EXERCISE MATERIAL:

= = = = =

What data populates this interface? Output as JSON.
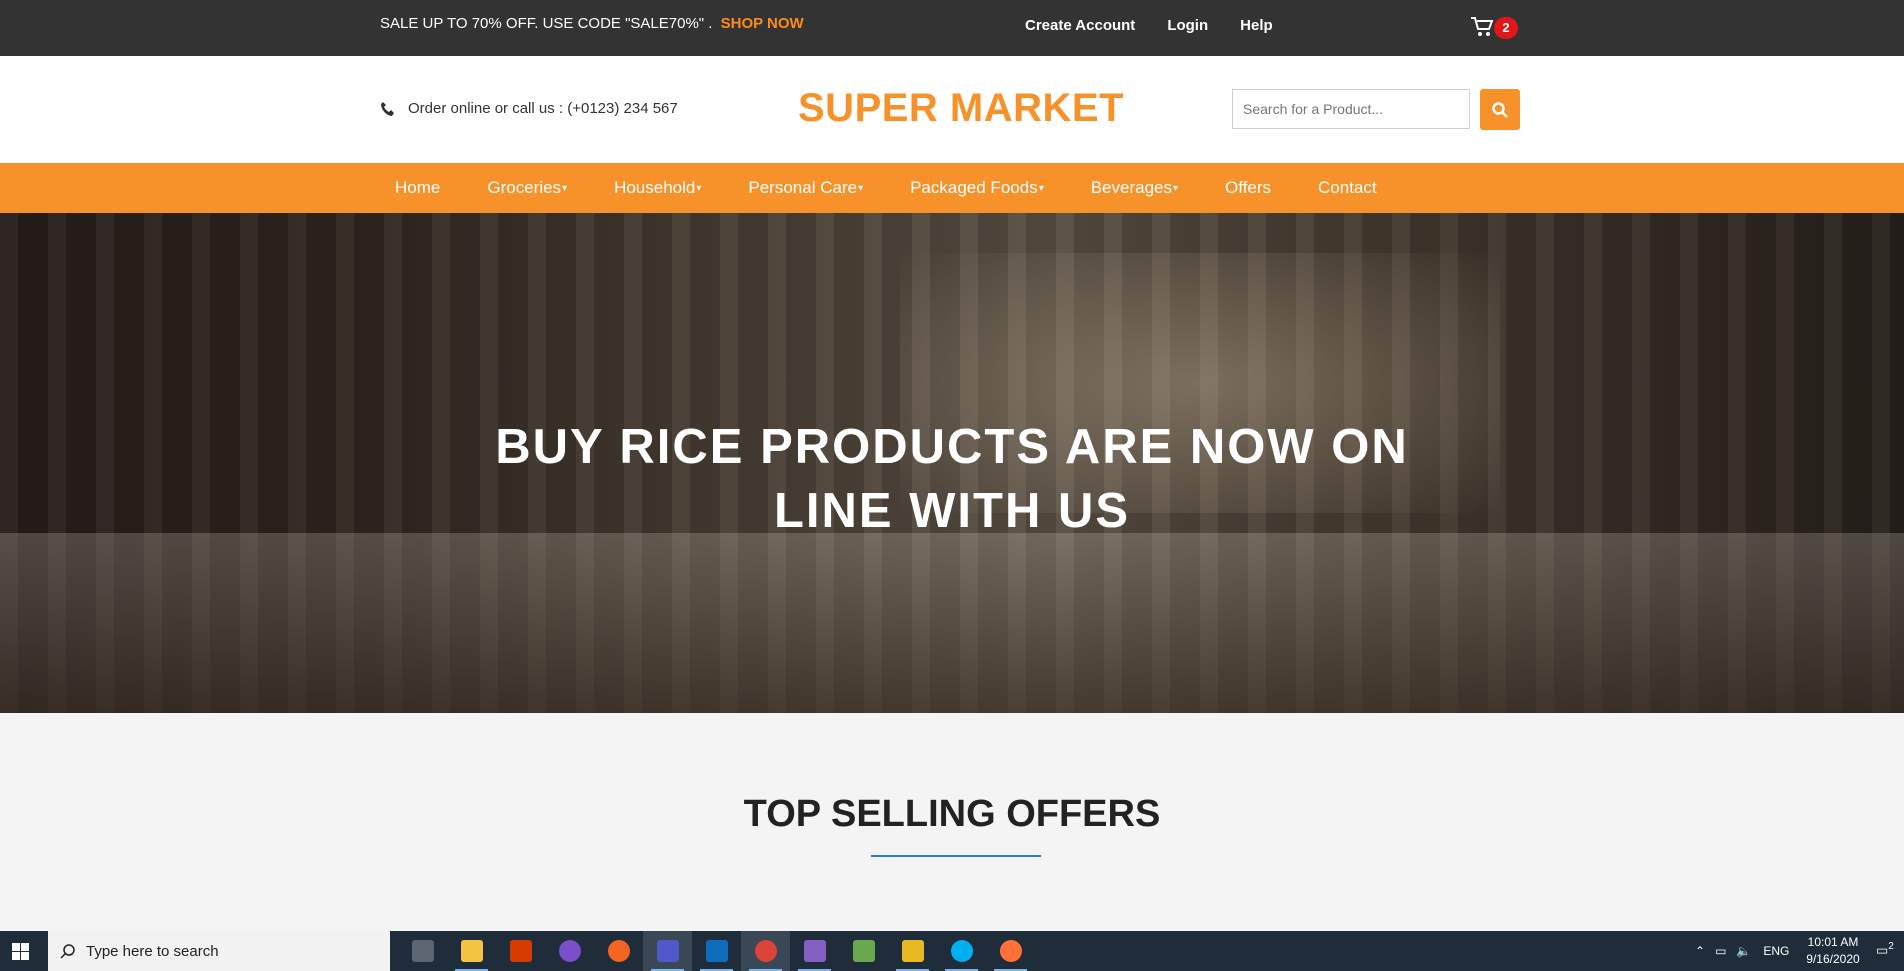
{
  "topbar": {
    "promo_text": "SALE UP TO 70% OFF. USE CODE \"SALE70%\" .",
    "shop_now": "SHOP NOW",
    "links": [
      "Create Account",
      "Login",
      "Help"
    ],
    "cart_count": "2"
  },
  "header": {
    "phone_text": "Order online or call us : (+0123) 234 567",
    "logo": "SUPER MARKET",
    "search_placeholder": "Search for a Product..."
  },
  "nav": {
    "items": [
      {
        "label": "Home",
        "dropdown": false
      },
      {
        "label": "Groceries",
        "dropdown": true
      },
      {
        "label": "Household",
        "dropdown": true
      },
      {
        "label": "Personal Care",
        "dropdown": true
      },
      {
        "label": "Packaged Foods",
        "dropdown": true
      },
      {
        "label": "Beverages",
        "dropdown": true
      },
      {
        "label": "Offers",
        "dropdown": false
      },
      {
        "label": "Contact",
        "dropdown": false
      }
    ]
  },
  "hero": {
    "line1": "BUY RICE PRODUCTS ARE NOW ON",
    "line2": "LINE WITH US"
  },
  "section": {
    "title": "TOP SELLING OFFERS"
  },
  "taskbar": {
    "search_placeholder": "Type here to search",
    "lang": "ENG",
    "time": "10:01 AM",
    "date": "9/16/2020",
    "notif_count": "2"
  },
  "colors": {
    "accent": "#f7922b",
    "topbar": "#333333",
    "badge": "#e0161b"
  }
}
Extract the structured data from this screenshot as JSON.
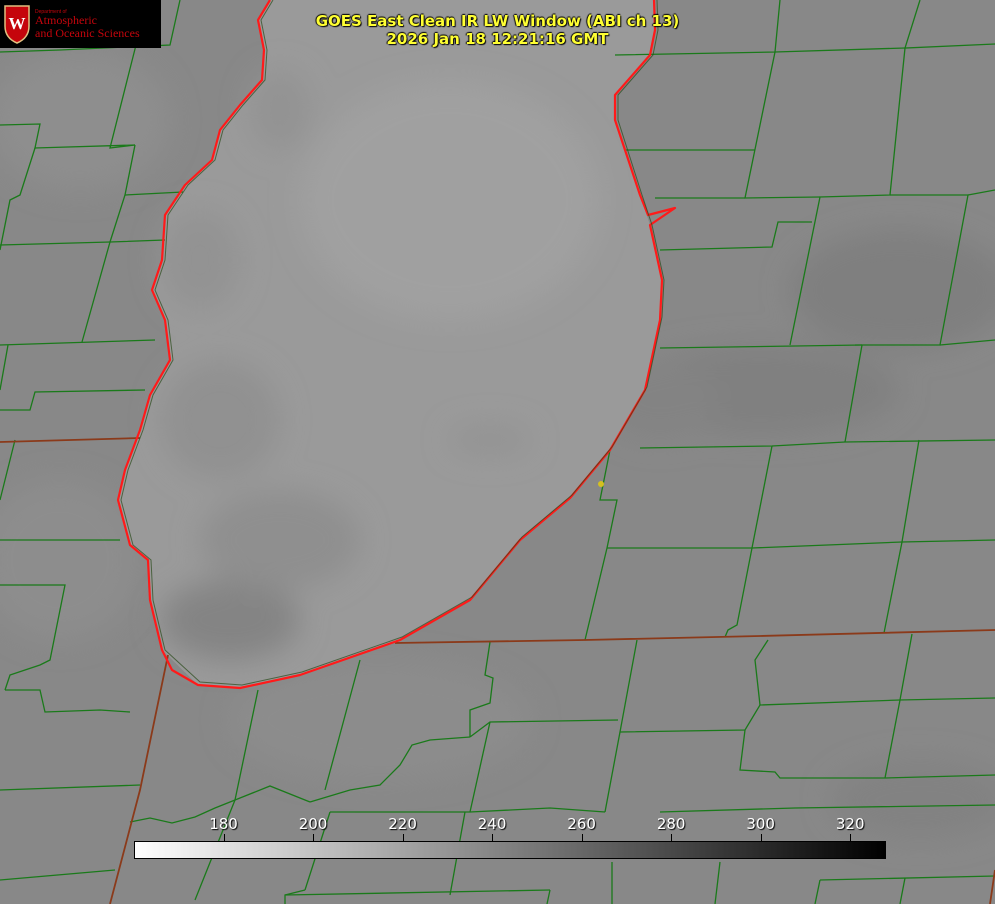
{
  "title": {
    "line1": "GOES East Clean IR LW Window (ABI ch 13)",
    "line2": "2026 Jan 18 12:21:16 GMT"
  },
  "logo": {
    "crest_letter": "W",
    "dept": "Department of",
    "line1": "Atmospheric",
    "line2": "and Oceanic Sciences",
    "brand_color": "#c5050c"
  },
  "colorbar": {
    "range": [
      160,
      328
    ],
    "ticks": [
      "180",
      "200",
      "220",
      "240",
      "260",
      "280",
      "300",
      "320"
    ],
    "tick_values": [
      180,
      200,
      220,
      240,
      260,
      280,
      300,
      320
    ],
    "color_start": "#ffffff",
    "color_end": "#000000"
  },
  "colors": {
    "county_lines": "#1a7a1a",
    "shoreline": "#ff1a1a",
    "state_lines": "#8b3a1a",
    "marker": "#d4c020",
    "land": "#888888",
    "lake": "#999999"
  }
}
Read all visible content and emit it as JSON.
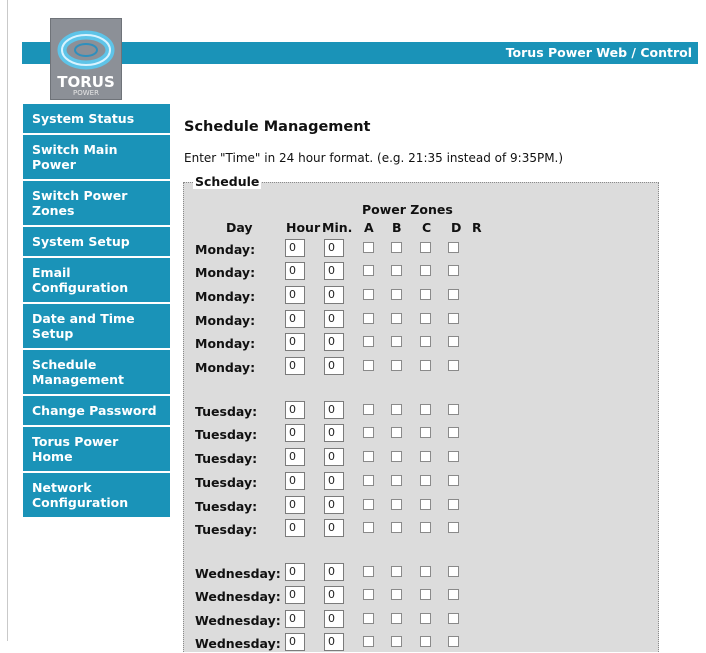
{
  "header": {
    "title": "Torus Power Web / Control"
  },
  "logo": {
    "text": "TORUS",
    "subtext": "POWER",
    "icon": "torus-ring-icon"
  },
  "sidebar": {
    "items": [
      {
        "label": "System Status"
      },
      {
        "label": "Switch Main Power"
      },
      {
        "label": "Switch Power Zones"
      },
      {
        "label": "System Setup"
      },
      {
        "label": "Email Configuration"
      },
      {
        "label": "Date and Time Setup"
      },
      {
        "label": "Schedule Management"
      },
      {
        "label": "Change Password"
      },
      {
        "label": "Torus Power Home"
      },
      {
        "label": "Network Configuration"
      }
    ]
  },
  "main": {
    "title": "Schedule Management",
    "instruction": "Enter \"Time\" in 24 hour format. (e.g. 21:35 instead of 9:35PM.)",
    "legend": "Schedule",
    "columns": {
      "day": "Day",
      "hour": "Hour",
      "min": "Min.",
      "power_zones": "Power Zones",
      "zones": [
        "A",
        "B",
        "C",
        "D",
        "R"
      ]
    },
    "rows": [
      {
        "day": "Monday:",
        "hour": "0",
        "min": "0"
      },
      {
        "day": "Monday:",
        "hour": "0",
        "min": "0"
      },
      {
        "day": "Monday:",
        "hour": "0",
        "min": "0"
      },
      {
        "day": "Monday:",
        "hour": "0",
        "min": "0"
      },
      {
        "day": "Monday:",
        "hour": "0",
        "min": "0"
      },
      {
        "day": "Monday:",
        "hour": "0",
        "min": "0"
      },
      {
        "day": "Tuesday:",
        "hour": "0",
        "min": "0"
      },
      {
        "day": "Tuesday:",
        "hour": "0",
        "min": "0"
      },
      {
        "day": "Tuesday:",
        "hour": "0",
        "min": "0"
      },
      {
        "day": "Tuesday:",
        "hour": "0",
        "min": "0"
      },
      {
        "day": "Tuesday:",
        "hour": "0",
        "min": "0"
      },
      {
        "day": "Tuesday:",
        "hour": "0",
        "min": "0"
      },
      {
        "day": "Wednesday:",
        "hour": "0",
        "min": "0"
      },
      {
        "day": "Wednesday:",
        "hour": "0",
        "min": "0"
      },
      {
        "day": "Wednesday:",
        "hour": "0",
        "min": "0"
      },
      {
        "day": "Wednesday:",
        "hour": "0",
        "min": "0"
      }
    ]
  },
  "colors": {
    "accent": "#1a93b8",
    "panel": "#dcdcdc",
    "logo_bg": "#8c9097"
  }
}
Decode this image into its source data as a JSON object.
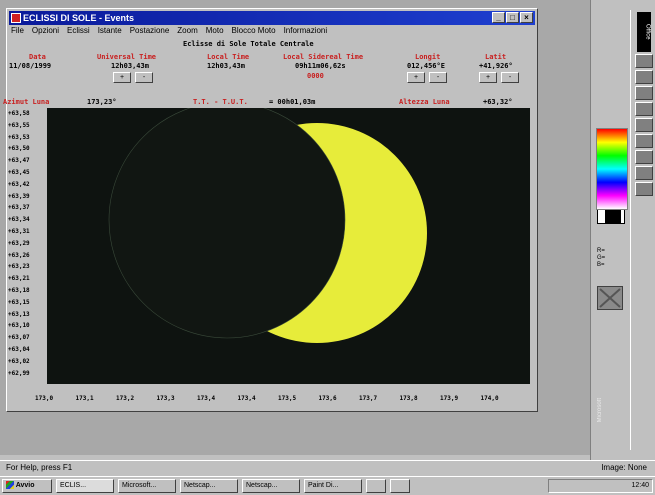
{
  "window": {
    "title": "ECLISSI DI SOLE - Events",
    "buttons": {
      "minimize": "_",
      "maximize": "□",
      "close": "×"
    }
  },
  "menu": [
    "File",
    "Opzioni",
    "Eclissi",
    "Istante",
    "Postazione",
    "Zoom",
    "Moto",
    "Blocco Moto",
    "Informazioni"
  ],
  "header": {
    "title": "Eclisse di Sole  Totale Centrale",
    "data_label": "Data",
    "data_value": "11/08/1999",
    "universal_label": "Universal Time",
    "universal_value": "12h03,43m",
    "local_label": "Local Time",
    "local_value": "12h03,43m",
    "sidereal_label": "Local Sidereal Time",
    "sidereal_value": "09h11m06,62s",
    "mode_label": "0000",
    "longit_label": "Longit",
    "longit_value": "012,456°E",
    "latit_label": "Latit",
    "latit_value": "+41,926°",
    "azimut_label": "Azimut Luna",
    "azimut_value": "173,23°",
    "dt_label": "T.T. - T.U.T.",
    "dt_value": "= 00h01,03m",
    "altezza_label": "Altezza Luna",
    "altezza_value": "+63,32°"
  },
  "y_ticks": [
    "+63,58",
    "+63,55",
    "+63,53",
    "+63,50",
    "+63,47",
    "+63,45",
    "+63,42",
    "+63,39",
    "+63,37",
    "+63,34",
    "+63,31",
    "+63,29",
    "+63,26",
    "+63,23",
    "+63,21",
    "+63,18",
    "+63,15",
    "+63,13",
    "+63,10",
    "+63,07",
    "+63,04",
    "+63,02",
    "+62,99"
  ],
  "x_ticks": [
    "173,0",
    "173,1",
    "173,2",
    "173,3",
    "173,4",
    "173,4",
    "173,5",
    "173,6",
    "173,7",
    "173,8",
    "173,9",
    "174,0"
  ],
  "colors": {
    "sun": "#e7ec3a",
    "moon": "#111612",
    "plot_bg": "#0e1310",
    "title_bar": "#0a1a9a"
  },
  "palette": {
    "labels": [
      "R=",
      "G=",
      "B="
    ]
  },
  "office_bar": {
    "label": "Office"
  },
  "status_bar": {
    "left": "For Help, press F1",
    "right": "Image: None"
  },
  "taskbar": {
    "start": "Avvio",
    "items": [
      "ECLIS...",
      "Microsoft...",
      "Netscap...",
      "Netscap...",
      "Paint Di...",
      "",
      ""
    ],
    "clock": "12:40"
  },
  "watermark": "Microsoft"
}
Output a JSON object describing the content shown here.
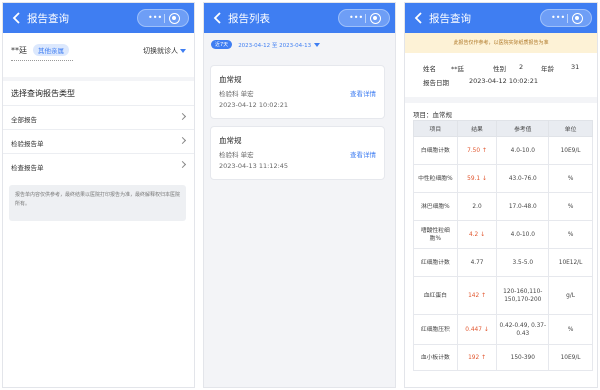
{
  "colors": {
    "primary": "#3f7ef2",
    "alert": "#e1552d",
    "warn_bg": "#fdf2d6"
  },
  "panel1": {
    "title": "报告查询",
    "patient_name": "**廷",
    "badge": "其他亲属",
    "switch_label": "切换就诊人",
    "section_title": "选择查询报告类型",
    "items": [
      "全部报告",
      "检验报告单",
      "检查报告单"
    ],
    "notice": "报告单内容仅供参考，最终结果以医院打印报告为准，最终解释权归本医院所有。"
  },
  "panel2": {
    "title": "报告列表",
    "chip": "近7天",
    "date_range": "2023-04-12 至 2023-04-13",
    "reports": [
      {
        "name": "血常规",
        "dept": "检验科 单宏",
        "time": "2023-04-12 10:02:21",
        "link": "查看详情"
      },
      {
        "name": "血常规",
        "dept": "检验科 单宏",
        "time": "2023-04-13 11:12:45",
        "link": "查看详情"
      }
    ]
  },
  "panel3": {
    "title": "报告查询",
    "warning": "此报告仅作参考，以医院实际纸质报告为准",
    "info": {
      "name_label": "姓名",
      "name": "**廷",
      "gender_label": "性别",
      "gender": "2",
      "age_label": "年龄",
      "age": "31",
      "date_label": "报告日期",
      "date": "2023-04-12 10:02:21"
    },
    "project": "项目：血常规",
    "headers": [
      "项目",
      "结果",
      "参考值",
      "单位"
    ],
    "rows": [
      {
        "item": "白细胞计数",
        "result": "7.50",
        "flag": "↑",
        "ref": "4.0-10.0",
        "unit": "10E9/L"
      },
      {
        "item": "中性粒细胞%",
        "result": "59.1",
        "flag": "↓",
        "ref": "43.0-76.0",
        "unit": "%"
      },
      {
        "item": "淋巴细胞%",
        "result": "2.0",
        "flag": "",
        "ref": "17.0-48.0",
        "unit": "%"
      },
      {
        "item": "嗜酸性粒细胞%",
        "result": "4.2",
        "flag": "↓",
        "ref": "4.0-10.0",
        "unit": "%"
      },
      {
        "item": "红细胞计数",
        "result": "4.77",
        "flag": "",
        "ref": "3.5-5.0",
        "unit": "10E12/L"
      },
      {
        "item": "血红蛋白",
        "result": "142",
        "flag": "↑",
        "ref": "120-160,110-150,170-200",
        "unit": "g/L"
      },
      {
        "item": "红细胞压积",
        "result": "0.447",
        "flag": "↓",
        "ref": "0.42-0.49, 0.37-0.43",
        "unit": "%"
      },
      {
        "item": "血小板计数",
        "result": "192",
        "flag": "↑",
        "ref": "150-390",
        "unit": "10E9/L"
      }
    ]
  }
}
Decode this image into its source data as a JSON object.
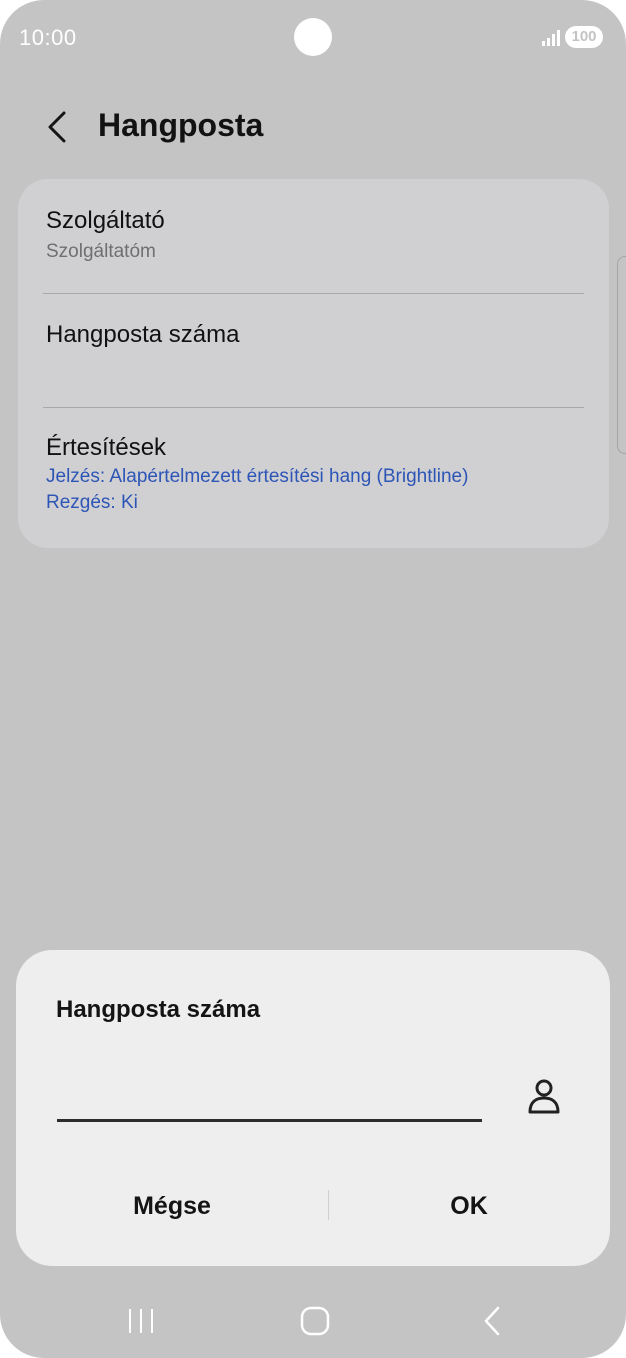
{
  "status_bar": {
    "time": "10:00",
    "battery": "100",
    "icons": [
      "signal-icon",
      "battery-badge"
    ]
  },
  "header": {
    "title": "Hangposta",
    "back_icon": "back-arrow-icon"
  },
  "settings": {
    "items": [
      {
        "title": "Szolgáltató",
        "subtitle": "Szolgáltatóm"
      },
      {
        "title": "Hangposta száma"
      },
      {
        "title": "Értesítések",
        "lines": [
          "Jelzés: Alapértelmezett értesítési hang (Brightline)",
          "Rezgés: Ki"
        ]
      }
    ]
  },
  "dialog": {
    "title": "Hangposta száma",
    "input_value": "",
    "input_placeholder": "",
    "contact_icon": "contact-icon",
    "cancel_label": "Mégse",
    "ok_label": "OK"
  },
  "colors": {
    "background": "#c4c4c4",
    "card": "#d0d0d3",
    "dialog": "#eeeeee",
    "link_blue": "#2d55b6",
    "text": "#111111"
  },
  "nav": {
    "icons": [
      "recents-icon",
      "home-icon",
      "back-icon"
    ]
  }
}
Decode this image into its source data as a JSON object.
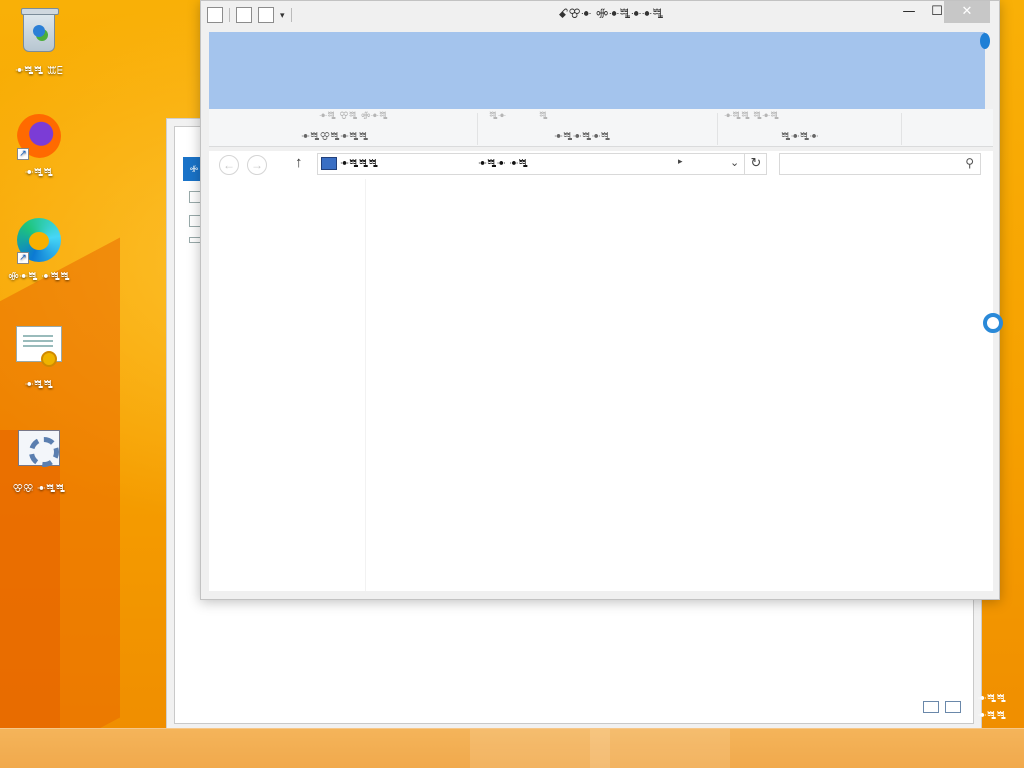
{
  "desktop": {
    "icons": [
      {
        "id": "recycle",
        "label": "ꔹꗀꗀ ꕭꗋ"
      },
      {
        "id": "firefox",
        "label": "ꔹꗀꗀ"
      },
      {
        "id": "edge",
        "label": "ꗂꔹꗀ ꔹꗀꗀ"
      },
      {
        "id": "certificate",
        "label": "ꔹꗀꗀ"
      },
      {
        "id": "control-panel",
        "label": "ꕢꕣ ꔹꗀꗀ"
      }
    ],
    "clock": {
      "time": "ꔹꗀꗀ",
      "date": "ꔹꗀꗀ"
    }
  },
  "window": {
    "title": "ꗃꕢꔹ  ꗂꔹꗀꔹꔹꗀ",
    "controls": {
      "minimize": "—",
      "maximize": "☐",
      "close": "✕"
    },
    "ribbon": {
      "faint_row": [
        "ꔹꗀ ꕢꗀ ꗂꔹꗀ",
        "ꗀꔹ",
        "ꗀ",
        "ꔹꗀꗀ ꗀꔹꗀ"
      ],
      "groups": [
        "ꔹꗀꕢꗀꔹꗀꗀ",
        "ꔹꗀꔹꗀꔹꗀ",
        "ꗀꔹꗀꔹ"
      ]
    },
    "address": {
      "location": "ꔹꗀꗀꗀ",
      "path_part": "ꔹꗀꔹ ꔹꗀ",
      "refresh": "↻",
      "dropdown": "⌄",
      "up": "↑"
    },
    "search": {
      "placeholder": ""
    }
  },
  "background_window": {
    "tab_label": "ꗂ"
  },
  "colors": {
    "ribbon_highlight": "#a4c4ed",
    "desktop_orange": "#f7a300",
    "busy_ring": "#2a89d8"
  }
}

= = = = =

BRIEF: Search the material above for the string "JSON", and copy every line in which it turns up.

FINISHED TASK:
What data populates this interface? Output as JSON.
Extract the structured data from this screenshot as JSON.
Read all visible content and emit it as JSON.
Decode this image into its source data as a JSON object.
Output a JSON object describing the content shown here.
Decode this image into its source data as a JSON object.
Decode this image into its source data as a JSON object.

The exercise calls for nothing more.